TASK TO CARRY OUT:
Leave out the pictures and set down the rest of the listing below word for word.
[Start of section]
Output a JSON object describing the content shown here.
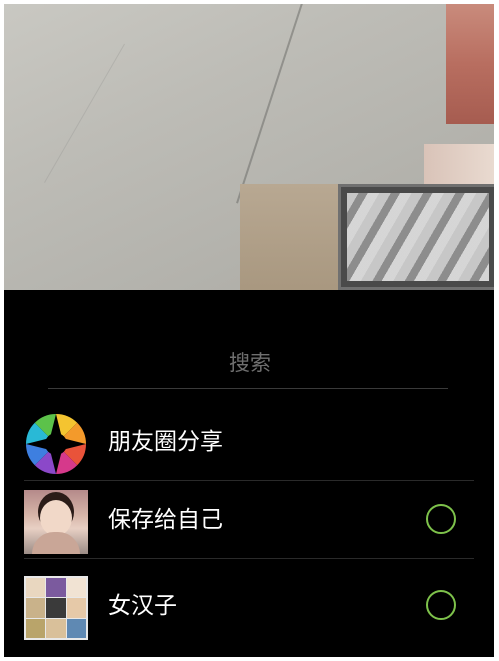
{
  "search": {
    "placeholder": "搜索"
  },
  "list": [
    {
      "label": "朋友圈分享",
      "type": "moments",
      "has_selector": false
    },
    {
      "label": "保存给自己",
      "type": "person",
      "has_selector": true,
      "selected": false
    },
    {
      "label": "女汉子",
      "type": "group",
      "has_selector": true,
      "selected": false
    }
  ],
  "colors": {
    "background": "#000000",
    "selector_accent": "#7ec24b",
    "label_text": "#ffffff",
    "placeholder_text": "#6f6f6f"
  }
}
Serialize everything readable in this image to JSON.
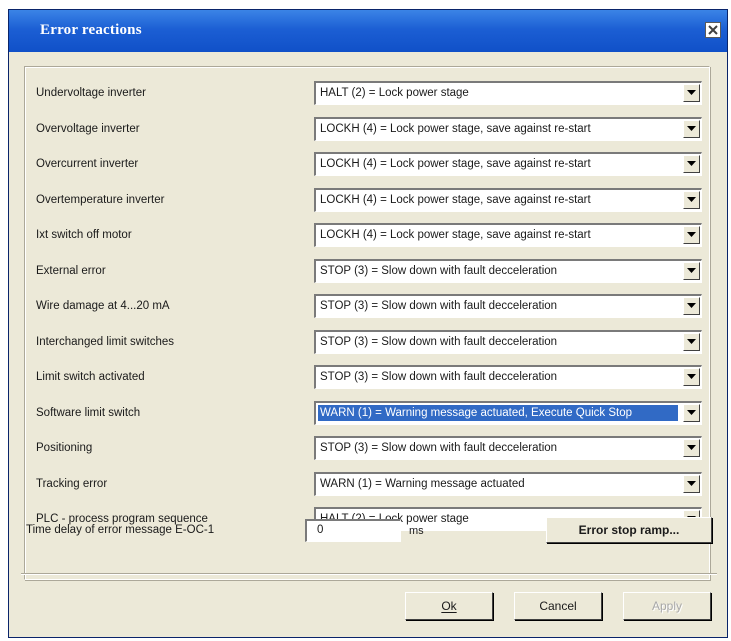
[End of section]
EXERCISE OUTPUT:
Output a JSON object describing the content shown here.
{
  "search": {
    "placeholder": "搜索"
  },
  "list": [
    {
      "label": "朋友圈分享",
      "type": "moments",
      "has_selector": false
    },
    {
      "label": "保存给自己",
      "type": "person",
      "has_selector": true,
      "selected": false
    },
    {
      "label": "女汉子",
      "type": "group",
      "has_selector": true,
      "selected": false
    }
  ],
  "colors": {
    "background": "#000000",
    "selector_accent": "#7ec24b",
    "label_text": "#ffffff",
    "placeholder_text": "#6f6f6f"
  }
}
Serialize everything readable in this image to JSON.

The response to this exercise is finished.